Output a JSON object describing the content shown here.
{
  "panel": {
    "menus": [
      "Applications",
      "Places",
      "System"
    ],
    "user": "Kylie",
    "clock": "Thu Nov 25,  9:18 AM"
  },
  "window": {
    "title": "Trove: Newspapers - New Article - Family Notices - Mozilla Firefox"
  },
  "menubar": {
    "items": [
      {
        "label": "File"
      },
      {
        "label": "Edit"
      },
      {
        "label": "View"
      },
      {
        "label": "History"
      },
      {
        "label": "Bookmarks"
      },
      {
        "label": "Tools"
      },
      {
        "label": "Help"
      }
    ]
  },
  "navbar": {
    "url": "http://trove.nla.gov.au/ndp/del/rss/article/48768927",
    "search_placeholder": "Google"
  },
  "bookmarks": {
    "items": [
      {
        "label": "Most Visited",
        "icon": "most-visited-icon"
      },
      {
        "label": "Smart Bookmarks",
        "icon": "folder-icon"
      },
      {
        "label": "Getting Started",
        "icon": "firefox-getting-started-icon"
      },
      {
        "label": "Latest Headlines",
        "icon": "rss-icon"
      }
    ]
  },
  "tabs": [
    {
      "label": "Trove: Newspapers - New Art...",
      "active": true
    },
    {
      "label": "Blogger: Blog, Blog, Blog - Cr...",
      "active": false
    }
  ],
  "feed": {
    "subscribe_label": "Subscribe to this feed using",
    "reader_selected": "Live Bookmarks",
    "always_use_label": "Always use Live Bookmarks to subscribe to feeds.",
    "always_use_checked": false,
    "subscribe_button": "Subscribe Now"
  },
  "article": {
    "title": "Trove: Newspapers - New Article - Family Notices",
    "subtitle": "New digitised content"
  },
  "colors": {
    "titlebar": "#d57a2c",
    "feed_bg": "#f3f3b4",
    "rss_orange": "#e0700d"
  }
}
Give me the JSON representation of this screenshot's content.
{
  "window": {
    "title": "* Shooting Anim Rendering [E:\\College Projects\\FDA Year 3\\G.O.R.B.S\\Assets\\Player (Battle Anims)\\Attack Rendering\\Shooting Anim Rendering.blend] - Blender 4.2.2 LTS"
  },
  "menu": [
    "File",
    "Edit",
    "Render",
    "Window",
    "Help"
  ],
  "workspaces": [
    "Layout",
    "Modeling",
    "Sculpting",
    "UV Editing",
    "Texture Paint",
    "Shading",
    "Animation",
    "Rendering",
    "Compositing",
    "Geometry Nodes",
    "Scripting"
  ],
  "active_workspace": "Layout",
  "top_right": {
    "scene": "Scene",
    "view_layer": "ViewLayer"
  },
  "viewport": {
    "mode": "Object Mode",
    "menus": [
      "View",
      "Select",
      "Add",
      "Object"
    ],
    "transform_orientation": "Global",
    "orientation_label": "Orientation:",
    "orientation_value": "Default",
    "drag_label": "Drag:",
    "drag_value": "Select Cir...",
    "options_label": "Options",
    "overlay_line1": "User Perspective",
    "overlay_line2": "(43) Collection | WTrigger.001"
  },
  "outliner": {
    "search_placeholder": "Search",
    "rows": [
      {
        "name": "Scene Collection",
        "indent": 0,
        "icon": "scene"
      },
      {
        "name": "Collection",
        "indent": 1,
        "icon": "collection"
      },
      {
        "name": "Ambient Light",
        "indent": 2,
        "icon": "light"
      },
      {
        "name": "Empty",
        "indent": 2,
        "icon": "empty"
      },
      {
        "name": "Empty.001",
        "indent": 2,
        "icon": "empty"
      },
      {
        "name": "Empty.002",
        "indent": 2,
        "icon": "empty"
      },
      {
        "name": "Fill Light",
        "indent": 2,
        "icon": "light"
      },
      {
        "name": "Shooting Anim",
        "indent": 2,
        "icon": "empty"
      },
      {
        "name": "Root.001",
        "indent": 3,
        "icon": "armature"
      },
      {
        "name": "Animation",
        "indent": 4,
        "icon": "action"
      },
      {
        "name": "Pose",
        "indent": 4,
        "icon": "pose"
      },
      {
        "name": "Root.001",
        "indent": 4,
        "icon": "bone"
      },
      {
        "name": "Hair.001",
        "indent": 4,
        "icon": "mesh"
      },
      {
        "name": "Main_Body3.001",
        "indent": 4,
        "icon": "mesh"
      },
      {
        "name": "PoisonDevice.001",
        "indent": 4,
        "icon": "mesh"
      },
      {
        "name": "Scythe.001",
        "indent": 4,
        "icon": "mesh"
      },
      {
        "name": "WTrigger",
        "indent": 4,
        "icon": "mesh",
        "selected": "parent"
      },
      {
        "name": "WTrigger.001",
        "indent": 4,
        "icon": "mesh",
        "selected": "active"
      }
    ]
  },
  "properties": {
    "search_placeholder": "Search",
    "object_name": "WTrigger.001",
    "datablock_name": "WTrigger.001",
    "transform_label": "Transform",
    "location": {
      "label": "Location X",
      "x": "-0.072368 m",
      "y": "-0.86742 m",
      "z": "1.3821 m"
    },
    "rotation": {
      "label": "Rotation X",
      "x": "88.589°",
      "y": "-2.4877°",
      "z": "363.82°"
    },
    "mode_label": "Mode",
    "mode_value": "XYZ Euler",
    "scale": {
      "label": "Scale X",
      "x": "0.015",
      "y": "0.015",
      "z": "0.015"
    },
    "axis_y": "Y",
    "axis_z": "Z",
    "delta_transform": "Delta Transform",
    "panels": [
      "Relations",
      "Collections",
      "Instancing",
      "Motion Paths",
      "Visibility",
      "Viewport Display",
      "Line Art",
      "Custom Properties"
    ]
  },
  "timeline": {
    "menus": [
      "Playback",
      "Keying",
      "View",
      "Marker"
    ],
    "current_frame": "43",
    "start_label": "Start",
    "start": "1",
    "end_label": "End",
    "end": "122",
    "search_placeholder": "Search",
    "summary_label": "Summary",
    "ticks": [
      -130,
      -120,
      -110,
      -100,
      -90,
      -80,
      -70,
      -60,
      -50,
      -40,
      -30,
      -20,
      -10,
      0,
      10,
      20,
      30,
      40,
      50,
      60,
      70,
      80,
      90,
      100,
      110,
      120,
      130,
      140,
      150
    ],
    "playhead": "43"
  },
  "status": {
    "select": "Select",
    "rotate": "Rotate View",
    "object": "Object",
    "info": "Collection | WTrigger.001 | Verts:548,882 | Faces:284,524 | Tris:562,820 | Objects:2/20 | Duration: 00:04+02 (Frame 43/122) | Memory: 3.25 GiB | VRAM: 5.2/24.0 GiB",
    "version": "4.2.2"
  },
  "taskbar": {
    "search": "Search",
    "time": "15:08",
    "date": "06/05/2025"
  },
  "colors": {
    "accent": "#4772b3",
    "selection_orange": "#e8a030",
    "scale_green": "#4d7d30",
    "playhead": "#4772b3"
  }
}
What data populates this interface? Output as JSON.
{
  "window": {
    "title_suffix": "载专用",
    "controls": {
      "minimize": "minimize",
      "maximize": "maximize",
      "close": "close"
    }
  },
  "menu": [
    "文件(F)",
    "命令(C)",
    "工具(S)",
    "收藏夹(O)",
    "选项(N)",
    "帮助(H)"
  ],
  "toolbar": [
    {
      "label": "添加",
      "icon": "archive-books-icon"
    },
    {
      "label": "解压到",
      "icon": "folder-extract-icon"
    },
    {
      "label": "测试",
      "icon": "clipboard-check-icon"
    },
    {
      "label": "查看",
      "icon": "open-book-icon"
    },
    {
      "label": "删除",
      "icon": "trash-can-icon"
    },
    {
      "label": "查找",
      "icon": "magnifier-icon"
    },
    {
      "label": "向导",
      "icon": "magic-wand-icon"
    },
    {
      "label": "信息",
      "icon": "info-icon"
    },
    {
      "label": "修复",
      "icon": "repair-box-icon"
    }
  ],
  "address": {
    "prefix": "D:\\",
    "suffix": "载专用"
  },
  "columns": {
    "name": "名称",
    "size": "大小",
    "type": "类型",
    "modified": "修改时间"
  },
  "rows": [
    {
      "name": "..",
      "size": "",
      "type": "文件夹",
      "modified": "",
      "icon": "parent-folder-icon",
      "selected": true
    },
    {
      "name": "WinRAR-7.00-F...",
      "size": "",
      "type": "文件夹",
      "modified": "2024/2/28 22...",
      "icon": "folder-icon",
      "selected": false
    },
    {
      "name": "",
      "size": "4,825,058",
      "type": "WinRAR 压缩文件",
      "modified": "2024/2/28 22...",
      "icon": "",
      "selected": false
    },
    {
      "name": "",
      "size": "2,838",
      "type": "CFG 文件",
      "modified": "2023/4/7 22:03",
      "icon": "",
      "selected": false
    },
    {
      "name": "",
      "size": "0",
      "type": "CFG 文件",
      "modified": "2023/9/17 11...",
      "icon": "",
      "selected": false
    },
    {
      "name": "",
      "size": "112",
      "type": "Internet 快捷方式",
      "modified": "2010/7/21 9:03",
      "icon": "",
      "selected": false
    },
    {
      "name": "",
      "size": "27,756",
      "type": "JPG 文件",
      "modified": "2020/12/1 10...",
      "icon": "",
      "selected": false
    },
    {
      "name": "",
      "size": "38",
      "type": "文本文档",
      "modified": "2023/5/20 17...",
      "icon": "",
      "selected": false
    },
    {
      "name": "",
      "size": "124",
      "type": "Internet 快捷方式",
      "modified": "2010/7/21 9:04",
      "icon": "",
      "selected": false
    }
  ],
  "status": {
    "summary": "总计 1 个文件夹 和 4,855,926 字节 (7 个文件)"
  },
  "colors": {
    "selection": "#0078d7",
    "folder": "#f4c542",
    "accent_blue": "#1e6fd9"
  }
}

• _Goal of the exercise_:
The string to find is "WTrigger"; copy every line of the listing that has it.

• _Solved problem_:
    "overlay_line2": "(43) Collection | WTrigger.001"
        "name": "WTrigger",
        "name": "WTrigger.001",
    "object_name": "WTrigger.001",
    "datablock_name": "WTrigger.001",
    "info": "Collection | WTrigger.001 | Verts:548,882 | Faces:284,524 | Tris:562,820 | Objects:2/20 | Duration: 00:04+02 (Frame 43/122) | Memory: 3.25 GiB | VRAM: 5.2/24.0 GiB",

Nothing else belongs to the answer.